f (q1, q2, . . .) ˆ
… X
\u142\ufffdi (q91, q92, . . .)\u142i(q1, q2, . . .)
" #
3 f (q91, q92, . . .)w(q91, q92, . . .) dq1 dq2 . . .
so that the completeness relation takes the form
w(q91, q92, . . .)
\u142\ufffdi (q91, q92, . . .)\u142i(q1, q2, . . .) ˆ ä(q1 ÿ q91)ä(q2 ÿ q92) . . .
3.5 Simultaneous eigenfunctions
Suppose the members of a complete set of functions \u142i are simultaneously
eigenfunctions of two hermitian operators A^ and B^ with eigenvalues Æi and âi,
A^\u142i ˆ Æi\u142i
B^\u142i ˆ âi\u142i
If we operate on the first eigenvalue equation with B^ and on the second with A^,
we obtain
B^A^\u142i ˆ ÆiB^\u142i ˆ Æiâi\u142i
A^B^\u142i ˆ âiA^\u142i ˆ Æiâi\u142i
from which it follows that
(A^B^ÿ B^A^)\u142i ˆ [A, B]\u142i ˆ 0
Thus, the functions \u142i are eigenfunctions of the commutator [A^, B^] with
eigenvalues equal to zero. An operator that gives zero when applied to any
member of a complete set of functions is itself zero, so that A^ and B^ commute.
We have just shown that if the operators A^ and B^ have a complete set of
simultaneous eigenfunctions, then A^ and B^ commute.
We now prove the converse, namely, that eigenfunctions of commuting
operators can always be constructed to be simultaneous eigenfunctions.
Suppose that A^\u142i ˆ Æi\u142i and that [A^, B^] ˆ 0. Since A^ and B^ commute, we
3.5 Simultaneous eigenfunctions 77
A^B^\u142i ˆ B^A^\u142i ˆ B^(Æi\u142i) ˆ ÆiB^\u142i
Therefore, the function B^\u142i is an eigenfunction of A^ with eigenvalue Æi.
There are now two possibilities; the eigenvalue Æi of A^ is either non-
degenerate or degenerate. If Æi is non-degenerate, then it corresponds to only
one independent eigenfunction \u142i, so that the function B^\u142i is proportional to
B^\u142i ˆ âi\u142i
where âi is the proportionality constant and therefore the eigenvalue of B^
corresponding to \u142i. Thus, the function \u142i is a simultaneous eigenfunction of
both A^ and B^.
On the other hand, suppose the eigenvalue Æi is degenerate. For simplicity,
we consider the case of a doubly degenerate eigenvalue Æi; the extension to n-
fold degeneracy is straightforward. The function \u142i is then any linear combina-

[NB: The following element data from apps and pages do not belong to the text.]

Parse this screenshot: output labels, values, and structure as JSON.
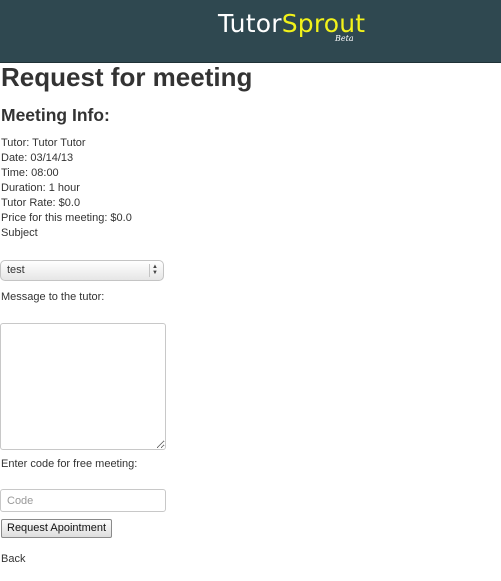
{
  "header": {
    "brand_part1": "Tutor",
    "brand_part2": "Sprout",
    "badge": "Beta"
  },
  "page": {
    "title": "Request for meeting",
    "section_title": "Meeting Info:"
  },
  "meeting_info": {
    "tutor": "Tutor: Tutor Tutor",
    "date": "Date: 03/14/13",
    "time": "Time: 08:00",
    "duration": "Duration: 1 hour",
    "rate": "Tutor Rate: $0.0",
    "price": "Price for this meeting: $0.0"
  },
  "form": {
    "subject_label": "Subject",
    "subject_value": "test",
    "message_label": "Message to the tutor:",
    "message_value": "",
    "code_label": "Enter code for free meeting:",
    "code_placeholder": "Code",
    "submit_label": "Request Apointment",
    "back_label": "Back"
  },
  "colors": {
    "header_bg": "#2f4850",
    "brand_accent": "#f2f21a"
  }
}
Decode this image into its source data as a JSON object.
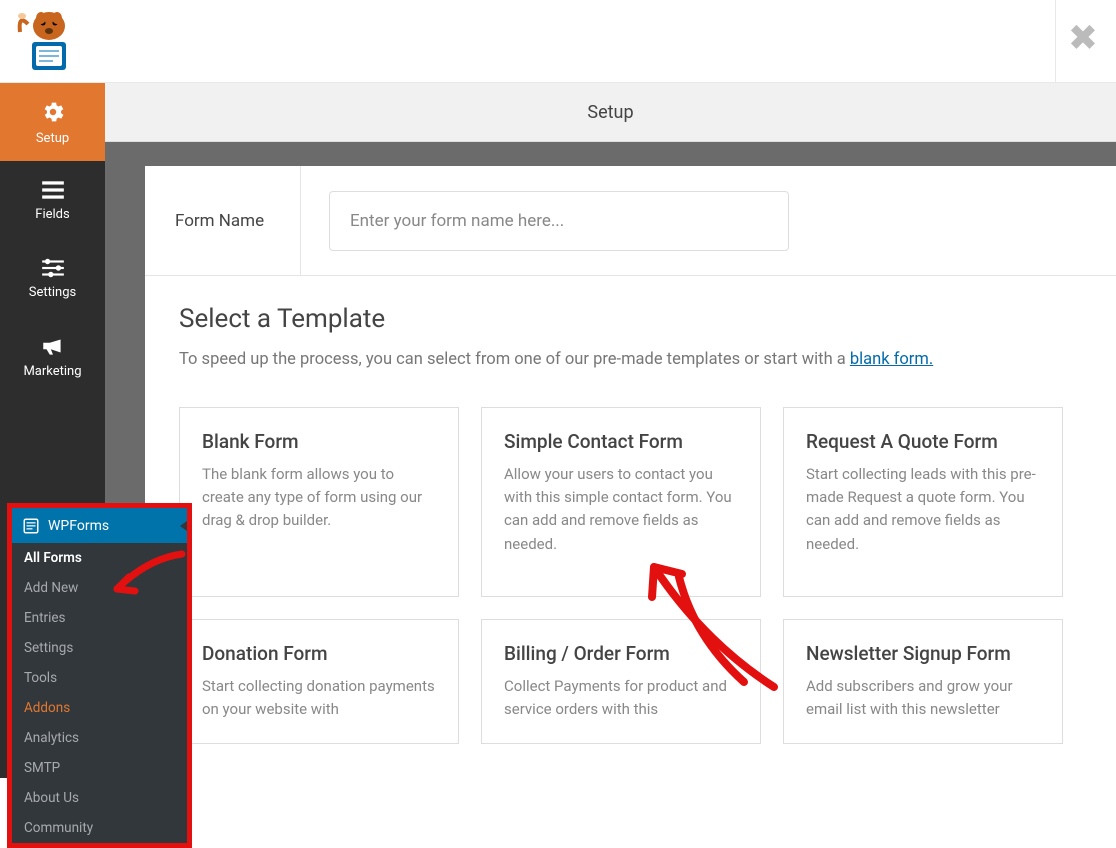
{
  "header": {
    "page_title": "Setup"
  },
  "sidebar": {
    "items": [
      {
        "label": "Setup",
        "icon": "gear",
        "active": true
      },
      {
        "label": "Fields",
        "icon": "list",
        "active": false
      },
      {
        "label": "Settings",
        "icon": "sliders",
        "active": false
      },
      {
        "label": "Marketing",
        "icon": "bullhorn",
        "active": false
      }
    ]
  },
  "form_name": {
    "label": "Form Name",
    "placeholder": "Enter your form name here..."
  },
  "templates": {
    "heading": "Select a Template",
    "subtext_prefix": "To speed up the process, you can select from one of our pre-made templates or start with a ",
    "subtext_link": "blank form.",
    "cards": [
      {
        "title": "Blank Form",
        "desc": "The blank form allows you to create any type of form using our drag & drop builder."
      },
      {
        "title": "Simple Contact Form",
        "desc": "Allow your users to contact you with this simple contact form. You can add and remove fields as needed."
      },
      {
        "title": "Request A Quote Form",
        "desc": "Start collecting leads with this pre-made Request a quote form. You can add and remove fields as needed."
      },
      {
        "title": "Donation Form",
        "desc": "Start collecting donation payments on your website with"
      },
      {
        "title": "Billing / Order Form",
        "desc": "Collect Payments for product and service orders with this"
      },
      {
        "title": "Newsletter Signup Form",
        "desc": "Add subscribers and grow your email list with this newsletter"
      }
    ]
  },
  "wp_submenu": {
    "header": "WPForms",
    "items": [
      {
        "label": "All Forms",
        "style": "bold"
      },
      {
        "label": "Add New",
        "style": ""
      },
      {
        "label": "Entries",
        "style": ""
      },
      {
        "label": "Settings",
        "style": ""
      },
      {
        "label": "Tools",
        "style": ""
      },
      {
        "label": "Addons",
        "style": "orange"
      },
      {
        "label": "Analytics",
        "style": ""
      },
      {
        "label": "SMTP",
        "style": ""
      },
      {
        "label": "About Us",
        "style": ""
      },
      {
        "label": "Community",
        "style": ""
      }
    ]
  }
}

tion of two linearly independent, orthonormal eigenfunctions \u142i1 and \u142i2 of A^
corresponding to the eigenvalue Æi
\u142i ˆ c1\u142i1 ‡ c2\u142i2